A senior advisor to the EU's top court found Wednesday that a hugely controversial bond-buying programme by the European Central Bank is legal, just days before the ECB is widely expected to begin buying government debt.
Advocate General Cruz Villalon at the European Court of Justice said in an opinion that an earlier ECB programme was "in principle" in accordance with European treaties, after a legal challenge by German politicians and academics who believe the central bank was over-stepping its powers.
The ECJ usually follows the opinion of the Advocate General and Wednesday's finding will be widely interpreted as a green light to ECB chief Mario Draghi to adopt quantitative easing or "QE", the controversial policy widely credited with boosting the US and British economies, but is firmly opposed by Germany.
"Overall, then, the final hurdle to quantitative easing appears to have been cleared," said Jonathan Lyons, chief European economist at Capital Economics.
Villalon was commenting on Draghi's Outright Monetary Transactions programme -- under which the central bank can theoretically buy up unlimited amounts of the sovereign debt of crisis-ridden countries.
It was unveiled by Draghi in August 2012 at the height of the eurozone debt crisis when financial market turmoil looked set to bring down the single currency.
While it has never been put into use, its mere existence has proven to be the most effective weapon against the crisis and has largely defused fears of an imminent break-up of the eurozone.
But with deflation in the eurozone looming as the economy falters once again, Draghi said Wednesday the ECB does not have many options left apart from sovereign bond purchases.

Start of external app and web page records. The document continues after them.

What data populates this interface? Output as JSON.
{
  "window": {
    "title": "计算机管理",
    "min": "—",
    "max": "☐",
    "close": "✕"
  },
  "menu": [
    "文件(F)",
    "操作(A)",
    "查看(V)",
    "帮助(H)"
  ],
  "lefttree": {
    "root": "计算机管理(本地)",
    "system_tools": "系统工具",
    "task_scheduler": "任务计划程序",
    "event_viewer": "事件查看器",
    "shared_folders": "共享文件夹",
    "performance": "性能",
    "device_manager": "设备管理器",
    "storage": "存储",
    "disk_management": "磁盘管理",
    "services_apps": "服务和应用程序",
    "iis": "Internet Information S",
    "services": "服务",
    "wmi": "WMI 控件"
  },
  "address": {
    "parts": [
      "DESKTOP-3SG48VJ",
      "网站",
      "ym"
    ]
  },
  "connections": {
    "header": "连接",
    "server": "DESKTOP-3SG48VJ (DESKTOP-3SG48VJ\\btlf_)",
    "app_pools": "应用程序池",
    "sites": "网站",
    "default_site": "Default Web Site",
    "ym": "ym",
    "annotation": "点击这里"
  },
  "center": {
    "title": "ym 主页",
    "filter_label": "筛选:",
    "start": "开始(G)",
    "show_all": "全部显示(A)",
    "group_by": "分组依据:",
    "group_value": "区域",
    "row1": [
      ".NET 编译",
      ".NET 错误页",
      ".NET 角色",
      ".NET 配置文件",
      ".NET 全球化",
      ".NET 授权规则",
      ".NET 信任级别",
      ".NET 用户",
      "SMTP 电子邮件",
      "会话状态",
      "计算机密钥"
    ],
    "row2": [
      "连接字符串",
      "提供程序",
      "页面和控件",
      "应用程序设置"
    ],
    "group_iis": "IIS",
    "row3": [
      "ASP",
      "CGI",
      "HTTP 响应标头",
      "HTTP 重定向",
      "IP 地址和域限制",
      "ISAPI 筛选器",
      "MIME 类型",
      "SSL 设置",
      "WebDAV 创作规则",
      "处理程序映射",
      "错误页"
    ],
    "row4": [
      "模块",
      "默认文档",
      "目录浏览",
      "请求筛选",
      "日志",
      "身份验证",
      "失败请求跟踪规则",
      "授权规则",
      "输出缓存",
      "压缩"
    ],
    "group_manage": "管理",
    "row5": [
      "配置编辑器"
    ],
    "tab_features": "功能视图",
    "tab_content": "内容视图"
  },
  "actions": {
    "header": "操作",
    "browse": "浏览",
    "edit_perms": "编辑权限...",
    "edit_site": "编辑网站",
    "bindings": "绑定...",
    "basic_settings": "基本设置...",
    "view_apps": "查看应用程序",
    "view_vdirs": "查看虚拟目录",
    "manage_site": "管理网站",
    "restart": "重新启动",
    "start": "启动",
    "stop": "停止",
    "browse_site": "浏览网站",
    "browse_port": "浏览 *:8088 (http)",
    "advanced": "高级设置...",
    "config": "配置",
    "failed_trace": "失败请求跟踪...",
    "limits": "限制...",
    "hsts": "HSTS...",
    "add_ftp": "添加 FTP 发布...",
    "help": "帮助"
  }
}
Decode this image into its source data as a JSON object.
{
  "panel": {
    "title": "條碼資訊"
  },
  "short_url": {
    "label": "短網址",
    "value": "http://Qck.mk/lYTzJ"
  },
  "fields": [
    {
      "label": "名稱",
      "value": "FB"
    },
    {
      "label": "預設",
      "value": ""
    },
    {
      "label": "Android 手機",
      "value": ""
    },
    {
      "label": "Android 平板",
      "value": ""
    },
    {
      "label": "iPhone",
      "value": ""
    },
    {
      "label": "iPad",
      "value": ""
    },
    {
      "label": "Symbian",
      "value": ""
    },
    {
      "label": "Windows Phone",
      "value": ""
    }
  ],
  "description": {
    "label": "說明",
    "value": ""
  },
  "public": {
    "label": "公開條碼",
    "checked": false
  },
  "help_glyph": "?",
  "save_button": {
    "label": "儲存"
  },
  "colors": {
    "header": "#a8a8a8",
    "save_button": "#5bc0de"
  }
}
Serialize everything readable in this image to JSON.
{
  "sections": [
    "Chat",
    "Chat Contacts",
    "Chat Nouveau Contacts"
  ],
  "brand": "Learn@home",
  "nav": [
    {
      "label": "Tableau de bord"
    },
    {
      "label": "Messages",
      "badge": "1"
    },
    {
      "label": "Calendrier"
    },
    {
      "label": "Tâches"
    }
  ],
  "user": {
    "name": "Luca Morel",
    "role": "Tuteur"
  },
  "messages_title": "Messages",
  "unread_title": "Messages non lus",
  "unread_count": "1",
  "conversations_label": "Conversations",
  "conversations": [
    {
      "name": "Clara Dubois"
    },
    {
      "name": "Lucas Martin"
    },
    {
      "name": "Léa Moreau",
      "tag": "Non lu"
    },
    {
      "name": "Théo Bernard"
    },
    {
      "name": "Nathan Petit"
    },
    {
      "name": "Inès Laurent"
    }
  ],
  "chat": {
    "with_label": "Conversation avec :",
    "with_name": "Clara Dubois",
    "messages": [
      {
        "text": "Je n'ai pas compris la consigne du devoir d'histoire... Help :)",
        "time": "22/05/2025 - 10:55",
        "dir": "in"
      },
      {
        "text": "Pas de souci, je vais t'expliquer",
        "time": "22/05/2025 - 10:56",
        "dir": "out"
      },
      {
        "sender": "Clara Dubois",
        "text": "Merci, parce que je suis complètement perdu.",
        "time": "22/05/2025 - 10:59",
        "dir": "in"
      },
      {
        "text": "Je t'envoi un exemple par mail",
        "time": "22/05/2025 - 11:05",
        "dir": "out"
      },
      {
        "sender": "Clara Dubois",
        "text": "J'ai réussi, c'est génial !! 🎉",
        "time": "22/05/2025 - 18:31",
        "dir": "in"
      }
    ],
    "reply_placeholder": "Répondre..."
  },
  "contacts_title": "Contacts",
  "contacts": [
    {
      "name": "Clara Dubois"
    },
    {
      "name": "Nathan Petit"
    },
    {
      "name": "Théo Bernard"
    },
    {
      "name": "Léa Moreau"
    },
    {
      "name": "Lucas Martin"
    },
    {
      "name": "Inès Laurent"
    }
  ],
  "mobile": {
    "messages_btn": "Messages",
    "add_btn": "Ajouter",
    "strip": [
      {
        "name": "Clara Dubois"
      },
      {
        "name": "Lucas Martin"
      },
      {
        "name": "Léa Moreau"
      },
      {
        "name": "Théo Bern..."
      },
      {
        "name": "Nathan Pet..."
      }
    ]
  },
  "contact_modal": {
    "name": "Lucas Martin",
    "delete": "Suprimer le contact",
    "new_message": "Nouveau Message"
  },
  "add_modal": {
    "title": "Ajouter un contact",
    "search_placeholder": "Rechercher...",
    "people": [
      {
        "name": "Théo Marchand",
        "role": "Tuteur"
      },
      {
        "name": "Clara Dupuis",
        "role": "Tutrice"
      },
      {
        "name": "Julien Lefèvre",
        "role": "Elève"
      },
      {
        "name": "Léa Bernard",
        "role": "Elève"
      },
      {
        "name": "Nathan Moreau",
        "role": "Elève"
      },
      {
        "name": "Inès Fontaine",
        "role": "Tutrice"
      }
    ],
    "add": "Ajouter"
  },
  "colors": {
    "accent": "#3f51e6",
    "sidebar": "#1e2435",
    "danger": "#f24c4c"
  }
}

Financial markets are betting that the ECB council will announce plans for a programme of some form of QE when it holds its first policy meeting of the year on January 22.